Bakhtin contends that, traditionally, carnival was not intended to be subversive.  I don’t think “Fitcher’s Bird” is a materially subversive piece of literature, either — it is, after all, just a story. I can’t prove any of the links between the witch hunts and the story, and I can’t prove that it uses a coded language of resistance within its text. Still, I love Tosenberger’s interpretation of the story as an inversion of the power dynamics of the witch trials, and I love Bakhtin’s thoughts on medieval carnival. I love to imagine this story being slipped in to the canon by hunted women, who created a carnival of resistance to contrast their inescapable fates.
On a pragmatic level, this story is powerful because – much like medieval carnival — it offers an alternative vision of what the world could be. In the United States, at least, “fairy tale” usually means “Disney princess.” “Fitcher’s Bird” transgresses against the canon of popular fairy tales, offering another kind of folkloric heroine.
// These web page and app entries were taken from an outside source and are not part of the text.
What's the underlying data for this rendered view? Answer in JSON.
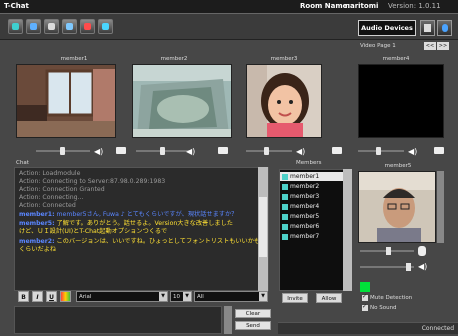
{
  "app": {
    "title": "T-Chat",
    "room_label": "Room Name:",
    "room_name": "naritomi",
    "version": "Version: 1.0.11"
  },
  "toolbar": {
    "audio_devices_label": "Audio Devices"
  },
  "video": {
    "page_label": "Video Page 1",
    "page_nav": [
      "<<",
      ">>"
    ],
    "panels": [
      {
        "label": "member1"
      },
      {
        "label": "member2"
      },
      {
        "label": "member3"
      },
      {
        "label": "member4"
      }
    ]
  },
  "chat": {
    "label": "Chat",
    "lines": [
      {
        "text": "Action: Loadmodule",
        "style": "gray"
      },
      {
        "text": "Action: Connecting to Server:87.98.0.289:1983",
        "style": "gray"
      },
      {
        "text": "Action: Connection Granted",
        "style": "gray"
      },
      {
        "text": "Action: Connecting...",
        "style": "gray"
      },
      {
        "text": "Action: Connected",
        "style": "gray"
      },
      {
        "speaker": "member1:",
        "text": " member5さん, Fuwa ♪ とてもくらいですが、現状話せますか？",
        "style": "blue"
      },
      {
        "speaker": "member5:",
        "text": " 了解です。ありがとう。話せるよ。Version大きな改善しました",
        "style": "yellow"
      },
      {
        "speaker": "",
        "text": "けど、ＵＩ設計(UI)とT-Chat起動オプションつくるで",
        "style": "yellow"
      },
      {
        "speaker": "member2:",
        "text": " このバージョンは、いいですね。ひょっとしてフォントリストもいいかも",
        "style": "yellow"
      },
      {
        "speaker": "",
        "text": "くらいだよね",
        "style": "yellow"
      }
    ]
  },
  "format": {
    "bold": "B",
    "italic": "I",
    "underline": "U",
    "font": "Arial",
    "size": "10",
    "target": "All"
  },
  "input": {
    "clear_label": "Clear",
    "send_label": "Send"
  },
  "members": {
    "label": "Members",
    "list": [
      "member1",
      "member2",
      "member3",
      "member4",
      "member5",
      "member6",
      "member7"
    ],
    "invite_label": "Invite",
    "allow_label": "Allow"
  },
  "self": {
    "label": "member5"
  },
  "options": {
    "mute_detection": "Mute Detection",
    "no_sound": "No Sound"
  },
  "status": {
    "text": "Connected"
  },
  "colors": {
    "accent_blue": "#5a86ff",
    "chat_yellow": "#ffe033",
    "mic_level": "#00e03a"
  }
}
By hinting at the European witch trials, it opens up an obsfucated history to those who might not know of it. It is a story that, in my mind, should be read, told and shared — maybe even animated, if there is someone out there bold and brave enough to do it.